BUTLER TWP. — Local elected officials expressed their frustration state lawmakers and policy makers at a joint meeting Monday evening at the Butler Township Hall.
Members of the Vandalia City Council, Vandalia-Butler Board of Education, and Butler Township Trustees held a roundtable discussion that ended with an agreement to work together to battle what they see as interference from Columbus. Another meeting will be scheduled in the next couple of months to discuss next steps.
School Superintendent Bradley Neavin shared a resolution passed by the Board of Education to take back local control of schools. He said that the resolution was sent to the Governor’s office as well as local representatives and senators.
“This resolution was aimed at taking control of schools and placing it where it belongs – the local community,” said Neavin.
Neavin pointed to the recent decision to change the state’s testing model as an example of how citizens can mobilize to affect change.
“That change was made because legislators were feeling the pressure from average folks,” said Neavin. “They are scared to death we are talking tonight. We are starting to find out that townships and cities are having some of the same issues. Now is not the time to back off, we are in a great spot to make an impact.”

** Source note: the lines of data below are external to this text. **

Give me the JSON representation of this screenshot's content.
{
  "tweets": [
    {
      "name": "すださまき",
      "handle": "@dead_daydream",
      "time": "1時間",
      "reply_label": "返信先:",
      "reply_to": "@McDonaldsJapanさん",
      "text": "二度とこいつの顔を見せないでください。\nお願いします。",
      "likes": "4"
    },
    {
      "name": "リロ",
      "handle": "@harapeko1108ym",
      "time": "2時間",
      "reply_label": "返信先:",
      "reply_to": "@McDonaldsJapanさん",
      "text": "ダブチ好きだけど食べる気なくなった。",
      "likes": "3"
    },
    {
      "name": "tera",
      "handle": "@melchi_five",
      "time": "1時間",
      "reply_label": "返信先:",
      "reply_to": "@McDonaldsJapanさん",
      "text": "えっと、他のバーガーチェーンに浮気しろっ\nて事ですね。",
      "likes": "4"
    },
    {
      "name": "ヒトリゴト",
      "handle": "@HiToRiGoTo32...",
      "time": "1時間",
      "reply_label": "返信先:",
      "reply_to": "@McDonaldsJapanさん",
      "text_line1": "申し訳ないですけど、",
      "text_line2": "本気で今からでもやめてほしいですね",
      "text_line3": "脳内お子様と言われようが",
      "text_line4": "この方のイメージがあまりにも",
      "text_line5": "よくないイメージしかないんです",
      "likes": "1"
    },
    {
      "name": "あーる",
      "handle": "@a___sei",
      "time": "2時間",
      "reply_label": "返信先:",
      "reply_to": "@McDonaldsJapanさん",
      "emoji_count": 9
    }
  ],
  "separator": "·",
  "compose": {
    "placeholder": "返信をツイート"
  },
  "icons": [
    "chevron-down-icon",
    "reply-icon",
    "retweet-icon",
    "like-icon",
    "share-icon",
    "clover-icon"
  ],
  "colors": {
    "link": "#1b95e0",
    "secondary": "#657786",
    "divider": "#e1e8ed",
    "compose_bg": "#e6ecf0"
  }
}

Vandalia Mayor Arlene Setzer agreed, and implored the group to find common ground for action.
“I’d like to come up with a consolidated effort to go forth and take action,” said Setzer. “When you send a letter to your representative you end up getting some regurgitated form letter from an aide. There may be some efforts we can take to put pressure on the senators and legislators who hold positions of power that can help.”
Vandalia City Manager Jon Crusey discussed the impact of House Bill 5 that is standardizing local income tax across the state – but at the expense of cities such as Vandalia. He also spoke to the cuts to the Local Government Fund.
“While the state is increasing its rainy day fund by 60 percent, the state has reduced Local Government Funds by 50 percent,” said Crusey. “We (Vandalia) are getting $700,000 less since 2010. The state calls it ‘redirecting.” They have ‘redirected’ Local Government Funds from the cities to the state. They are ‘redirecting’ Local Government Funds from the cities to townships.”
The Ohio budget approved this summer will redirect $2.7 million dollars from cities in Montgomery County while returning just under $200,000 of those funds to townships in the county – a net loss of nearly $2.5 million county wide.
Additionally, the Vandalia-Butler Schools will receive about $550,000 less in state funding in the second year of that budget while Oakwood, Dayton’s wealthiest suburb, will see an increase of five percent.
Board of Education member George Moorman said local tax dollars should stay in local communities.
“First priority to me is how do we keep our local tax dollars here, how do we use local dollars to educate our kids, pave our roads?” he asked. “We have a community here where we all serve the same taxpayers.”
“This is an issue we all agree on – the local retention of tax dollars,” said Board of Education member Mary Kilsheimer. “That is a message I think we can rally our community around.”
“Those are our taxpayer’s dollars,” said Neavin. “When people pay taxes, they aren’t wanting their money to go to fill the state’s Rainy Day fund, they are paying taxes to pay for services.”
“The state is balancing its budget, but its doing so by going through our swimming pools, our schools, our roads, and shorting local communities,” said Lewis.
Butler Township has placed a Limited Home Rule measure on the ballot in November, a measure designed to increase the Township’s ability to “control what happens in the township,” according to Trustee Doug Orange. “With what’s going on in Columbus, we are just sick and tied of people outside the township telling us what we need to be doing in Butler Township.”
Several of the officials spoke to the spike in truck traffic since the P & G distribution center opened in Union and voiced frustration that local governments have little to no power to do anything about it.
“We have been thwarted at every angle to control truck traffic, but we aren’t just going to roll over here,” said Vandalia City Councilman Dave Lewis. “It has certainly impacted all of our communities with trucks running right through town and it will get worse, not better.”
“Truck traffic is here to stay,” said Orange. “It is a byproduct of development in that area. We aren’t going to be able to get rid of it, but we hope to make it a little better.”
Setzer believes that legislators must be forced to listen.
“We have to be more aggressive with the legislators and senators,” she said. “They have affected us with all the laws they have passed. We have to vet the local people who want us to represent us at the state level. It is to our benefit to know if they are willing to learn, willing to listen, or instead be guided by some other entity.”
Board of Education President Bruce Sucher said that real change can only be made with the support of the community, and other communities around the state.
“Between all of us, we are only 15 people with voices that our legislators hear from time to time,” he said. “If you get citizens involved, and other communities talking, change can happen.”
Reach Darrell Wacker at 937-684-8983 or on Twitter @VandaliaDrummer.